There is a clear demarcation between them (the victims/survivors) and us (the caretakers).




My assessment, from my parts’ experiences, is that there is no difference to the long-term consequence of different types of ACEs. People who have had adverse experiences are more likely to exhibit more overt and risky sexual behaviour no matter what the adverse experiences were. Similarly, people who have gone through CSA may chose abstinence instead.

I would say that the only one that stands out as having more damaging long-term effects is spiritual/religious abuse because it deals with the eternity of the soul. So, possibly considering CSA as a special type of abuse is a form of religious abuse in itself.

Sex is who we are. It is part of our identity. It is our raison d’être.

I am referring to an answer given by one of our exiles.For as shocking as it maybe, especially coming from a child, it is a recurring theme.

And when we look at this sentence with the perspective that one should now have from following the reasoning of the last few paragraphs: how can we respond to that?

Because the anger and indignity is not appropriate. Ordering them abstinence and putting them under strict controls and surveillance always backfires. Being too permissive can also have adverse consequences, especially in terms of managing risks.

And getting it wrong affects trust and communication …

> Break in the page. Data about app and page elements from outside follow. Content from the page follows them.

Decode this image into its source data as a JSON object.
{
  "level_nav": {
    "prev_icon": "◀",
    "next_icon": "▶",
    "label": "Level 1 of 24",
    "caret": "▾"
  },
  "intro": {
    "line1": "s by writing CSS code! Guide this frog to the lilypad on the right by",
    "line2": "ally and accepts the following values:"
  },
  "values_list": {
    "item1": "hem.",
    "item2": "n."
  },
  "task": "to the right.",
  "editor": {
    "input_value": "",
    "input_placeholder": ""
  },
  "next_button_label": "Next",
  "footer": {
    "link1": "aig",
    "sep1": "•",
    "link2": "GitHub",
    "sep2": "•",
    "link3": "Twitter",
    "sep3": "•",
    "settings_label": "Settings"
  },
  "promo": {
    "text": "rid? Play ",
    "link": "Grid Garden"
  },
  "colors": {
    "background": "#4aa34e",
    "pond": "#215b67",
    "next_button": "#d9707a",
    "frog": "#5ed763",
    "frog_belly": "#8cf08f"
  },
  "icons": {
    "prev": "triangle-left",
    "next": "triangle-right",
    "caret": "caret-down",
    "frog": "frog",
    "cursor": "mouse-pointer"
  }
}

Age matters: Different types of Dissonance

Another important consideration is the age at which the child had the experience.

There is always an element of spiritual dissonance.

Younger children, however, will also experience sensory dissonance because their bodies are not ready for the kind of sensations that are caused by sexual activity.

On the other hand, older children seem to experience more of a cognitive and emotional dissonance related to wanting something “bad” with “bad people” and therefore “being bad”, combined with a biological dissonance brought on by physiological change in body and brain structure.

Positive therapeutic outcomes

No matter how much we study, how objective we are, and how non-avoidant we manage to be, these are difficult issues even for experienced therapists, and more so when we are our own therapist.

Yet, we need to be. I have never been able to talk about my past issues directly with a therapist.

We don’t do flashbacks on demand! Also,something always happens just before a session, and it is always more appropriate to discuss coping mechanism then trauma!

We need to be able to negotiate healing times with our own wounded selves at times and in environments that are suitable. I am more likely to have my inner fam sharing their thoughts and emotions at the park while feeding ducks then in a therapist office …


So, this is what we have been pondering. We are coping and I believe that we are proceeding reasonably well on our healing journey.

But we make lots of mistakes and are always feeling guilty that we could have done something better. Fortunately, we do have a lot of love for our inner fam, and that seems to help them forgive us when get things wrong … for which we are extremely grateful.

But so, I was wondering what do other people think or feel, or how do you go about dealing with these issues?

Thanks for reading

enduring the darkness within, haunting



we make lots of mistakes and are always feeling guilty that we could have done something better

~Charlie 🩵